He was ordered to set up training camps, first in Texas, then Kansas, Georgia, Maryland, and Pennsylvania.  With each move, Ike drew attention to himself and his organizational skills, as well as his ability to see the big picture.  He was good at administration and planning on a large scale.  Working under several superiors, he was exposed to various personality types and leadership styles.  He adapted well to all and received an enviable reputation.  

Needless to say, the Army was so impressed with him, he was too valuable to be sent to the front lines, like many of his fellow graduating class had been.  Most were leading troops in France, which is where Ike wanted to lead, too.  Each time he was promised he would go with the current group he trained, at the last minute the orders would be rescinded.  Finally, he was to be sent.  Just as he was preparing to head to Europe on November 18, 1918, the armistice was called on November 11.  Ike felt cheated.

Although he was frustrated in is military career, his personal life was going well.  He had met Mamie Doud and he couldn't have been happier.  Mamie felt the same way.

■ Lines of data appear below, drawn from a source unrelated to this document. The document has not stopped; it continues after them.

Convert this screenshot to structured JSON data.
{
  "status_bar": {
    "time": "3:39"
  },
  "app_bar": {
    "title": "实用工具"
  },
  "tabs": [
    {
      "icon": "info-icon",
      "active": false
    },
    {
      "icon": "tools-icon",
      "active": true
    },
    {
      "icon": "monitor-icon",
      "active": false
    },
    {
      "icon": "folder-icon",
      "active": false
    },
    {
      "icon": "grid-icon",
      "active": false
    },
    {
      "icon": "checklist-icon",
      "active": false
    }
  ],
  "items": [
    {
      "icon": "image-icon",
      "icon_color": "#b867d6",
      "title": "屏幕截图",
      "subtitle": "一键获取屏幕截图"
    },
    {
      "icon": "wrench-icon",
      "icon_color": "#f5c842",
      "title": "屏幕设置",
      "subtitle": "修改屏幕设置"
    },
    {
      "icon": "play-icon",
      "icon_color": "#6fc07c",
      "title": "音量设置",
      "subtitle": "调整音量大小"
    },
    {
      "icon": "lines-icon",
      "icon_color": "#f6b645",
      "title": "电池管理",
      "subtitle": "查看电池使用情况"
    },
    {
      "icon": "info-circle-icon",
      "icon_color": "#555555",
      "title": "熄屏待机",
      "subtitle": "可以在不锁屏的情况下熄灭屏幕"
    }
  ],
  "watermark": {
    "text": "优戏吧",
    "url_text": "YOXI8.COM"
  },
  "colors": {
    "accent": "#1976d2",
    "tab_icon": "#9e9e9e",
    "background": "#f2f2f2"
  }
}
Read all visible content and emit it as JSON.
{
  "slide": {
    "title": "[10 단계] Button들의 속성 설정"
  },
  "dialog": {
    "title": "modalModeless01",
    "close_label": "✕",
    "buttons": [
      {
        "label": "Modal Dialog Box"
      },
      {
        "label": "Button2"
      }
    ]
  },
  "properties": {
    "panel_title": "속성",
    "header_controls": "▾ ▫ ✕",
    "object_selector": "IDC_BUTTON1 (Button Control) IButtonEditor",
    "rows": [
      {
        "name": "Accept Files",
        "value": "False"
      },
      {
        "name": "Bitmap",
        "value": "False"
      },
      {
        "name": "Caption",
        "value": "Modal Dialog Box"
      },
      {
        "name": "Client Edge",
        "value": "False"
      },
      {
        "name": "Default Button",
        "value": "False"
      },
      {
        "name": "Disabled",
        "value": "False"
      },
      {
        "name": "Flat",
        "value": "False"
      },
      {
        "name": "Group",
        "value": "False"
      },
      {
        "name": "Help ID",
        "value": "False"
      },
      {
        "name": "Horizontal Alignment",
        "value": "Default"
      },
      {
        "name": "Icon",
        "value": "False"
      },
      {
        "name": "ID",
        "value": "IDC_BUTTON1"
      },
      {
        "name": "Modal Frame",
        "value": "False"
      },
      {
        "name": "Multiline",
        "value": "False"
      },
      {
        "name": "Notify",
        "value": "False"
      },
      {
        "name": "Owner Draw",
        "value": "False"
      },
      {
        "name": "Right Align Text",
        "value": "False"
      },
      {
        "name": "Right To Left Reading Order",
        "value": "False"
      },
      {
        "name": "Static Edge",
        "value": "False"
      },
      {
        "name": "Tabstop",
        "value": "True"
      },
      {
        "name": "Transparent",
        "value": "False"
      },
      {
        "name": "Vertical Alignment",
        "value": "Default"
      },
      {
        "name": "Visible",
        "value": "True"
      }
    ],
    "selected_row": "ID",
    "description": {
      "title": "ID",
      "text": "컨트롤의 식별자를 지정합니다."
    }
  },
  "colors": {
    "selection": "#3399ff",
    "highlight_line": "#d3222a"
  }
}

As you can see, although the couple planned to wait until after Mamie's 20th birthday, with war looming, they decided to marry in July, 1916.

Mamie was quite popular, but she fell for the 25 year old Ike.

Even when he was disappointed with not being called into service in World War I, he was thrilled to be dating Mamie.  He proposed to her on Valentine's Day, 1916.

It's really hard to see the displays since it's all behind clear plexiglass, especially since it reflects everything.

This is also where we meet Ike and Mamie's first son, Doud, who was nicknamed Ikky.

It was good to see the actual dress Mamie wore on her wedding day.

For most of the first three years of their marriage, Mamie lived with her parents because there was no family housing available on post.  When they were together, Mamie was the perfect army wife because she was a great entertainer.  Although she was never taught to cook, her mother told her she shouldn't ever have to cook if she never learned how to cook.  Consequently Ike cooked whenever he was home.

Despite Ike's frustration with not being sent to the front lines, once Doud was born, he devoted much of his free time playing "family man."  Ike was in Georgia training men when news arrived that his son was born.  Nicknamed Ikky, he became the the joy of both the Doud family and Ike and Mamie.

This was one of the Doud family cars, but it's so hard to see because of the reflections.

Mamie's father was big in new technology and had several cars.  This one he purchased for his wife, Mamie's mother.

Next time we will see how the Eisenhowers spent time between the two world wars.  Unfortunately, this museum is convoluted and you have to follow the path exactly or you find yourself in a new era before you realize you have missed one.

Now let's see what others are smiling about this Friday.  Please don't forget to start your weekend off right by visiting Annie for a few Friday Smiles.